Sprains And Strains Nursing Management

  • A SPRAIN is a complete or incomplete tear in the supporting ligaments surrounding a joint. Common locations include the ankle, knee, wrist, thumb, shoulder, neck and lower back.
  • A STRAIN is an overstretching injury to a muscle or tendon. Commonly affected areas are the groin, hamstring, calf, shoulder, and back muscles, and the Achilles tendons.
Risk Factors


  • Wrenching or twisting motion that disrupts the stabilizing action of ligaments.


  • From excessively vigorous movement in understretched or overstretched muscles and tendons.
  • The affected ligament is unable to stabilize the joint when the client is applying weight and attempting to mobilize the affected joint. The blood vessels may be ruptured and edema produced.
image by : southernct.edu

image by : southernct.edu

Assessment/Clinical Manifestations/Signs And Symptoms


  • Pain and discomfort, especially on joint movement
  • Edema, possibly ecchymoses
  • Decreased joint motion and function
  • Feeling of joint looseness with severe sprain


  • Edema
  • Ecchymoses developing several days after injury

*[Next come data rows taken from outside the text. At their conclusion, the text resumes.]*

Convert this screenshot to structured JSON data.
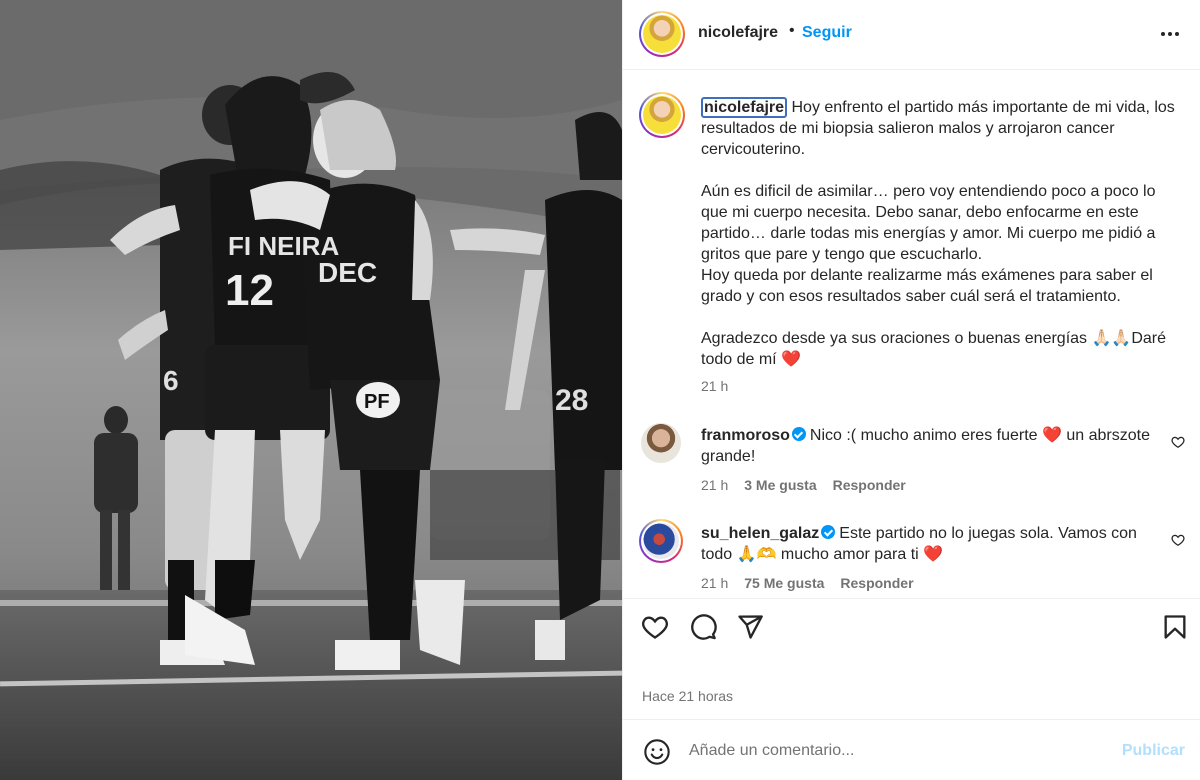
{
  "header": {
    "username": "nicolefajre",
    "separator": "•",
    "follow_label": "Seguir",
    "more_icon": "more-horizontal-icon"
  },
  "caption": {
    "username": "nicolefajre",
    "first_line": "Hoy enfrento el partido más importante de mi vida, los resultados de mi biopsia salieron malos y arrojaron cancer cervicouterino.",
    "paragraph_2a": "Aún es dificil de asimilar… pero voy entendiendo poco a poco lo que mi cuerpo necesita. Debo sanar, debo enfocarme en este partido… darle todas mis energías y amor. Mi cuerpo me pidió a gritos que pare y tengo que escucharlo.",
    "paragraph_2b": "Hoy queda por delante realizarme más exámenes para saber el grado y con esos resultados saber cuál será el tratamiento.",
    "paragraph_3": "Agradezco desde ya sus oraciones o buenas energías 🙏🏻🙏🏻Daré todo de mí ❤️",
    "time": "21 h"
  },
  "comments": [
    {
      "username": "franmoroso",
      "verified": true,
      "text": "Nico :( mucho animo eres fuerte ❤️ un abrszote grande!",
      "time": "21 h",
      "likes": "3 Me gusta",
      "reply_label": "Responder"
    },
    {
      "username": "su_helen_galaz",
      "verified": true,
      "text": "Este partido no lo juegas sola. Vamos con todo 🙏🫶 mucho amor para ti ❤️",
      "time": "21 h",
      "likes": "75 Me gusta",
      "reply_label": "Responder"
    }
  ],
  "actions": {
    "like_icon": "heart-outline-icon",
    "comment_icon": "comment-bubble-icon",
    "share_icon": "paper-plane-icon",
    "save_icon": "bookmark-icon",
    "posted": "Hace 21 horas"
  },
  "add_comment": {
    "placeholder": "Añade un comentario...",
    "publish_label": "Publicar",
    "emoji_icon": "smiley-face-icon"
  },
  "photo": {
    "jersey_name": "FI NEIRA",
    "jersey_number_front": "12",
    "side_text": "DEC",
    "sponsor": "PF",
    "back_number": "28",
    "shorts_number": "6"
  },
  "colors": {
    "link_blue": "#0095f6",
    "publish_disabled": "#b2dffc",
    "verified_blue": "#0095f6",
    "like_red": "#ed4956"
  }
}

  • Acute strain – pain may be sudden, severe, incapacitating.
  • Chronic strain – gradual onset of soreness and tenderness
Laboratory and diagnostic study findings
  • Radiographs are commonly done to rule out fracture or dislocation.
Medical Management
  •  Treatment of strains and sprains consists of resting and elevating the affected part, applying cold and using a compression bandage.
  •  The acronym RICE – Rest, Ice, Compression, Elevation is helpful for remembering treatment intervention.
  • Rest prevents additional injury and promotes healing.
  •  If the sprain is severe (torn muscle fibers and disrupted ligaments), surgical repair or cast immobilization may be necessary so that the joint will not lose its stability.
  •  After the acute inflammatory stage (24 to 48 hours after injury), heat may be applied intermittently (for 15 to 30 minutes four times a day) to relieve spasm and to promote vasodilation, absorption and repair.
  •  Splinting may be used to prevent reinjury.
Nursing Diagnosis
  • Acute pain
  • Impaired mobility
  • Risk for injury
Nursing Management
  1. Provide nursing care for a client who sustains a sprain
    • Elevate or immobilize the affected joint, and apply ice packs immediately
    • Assist with tape, splint or cast application, as necessary
    • Prepare the client with a severe sprain for surgical repair or reattachment, if indicated.
  2. Provide nursing care for a client’s suffering muscle or tendon strain.
    • Instruct the client to allow the muscle or tendon to rest and repair itself by avoiding use for approximately week and then by progressing activity gradually until healing is complete.
    • Teach appropriate stretching exercises to be performed after healing to help prevent reinjury.
    • Prepare the client for surgical repair in severe injury.
  3. Administer prescribed medications, which may include nonopioid analgesics.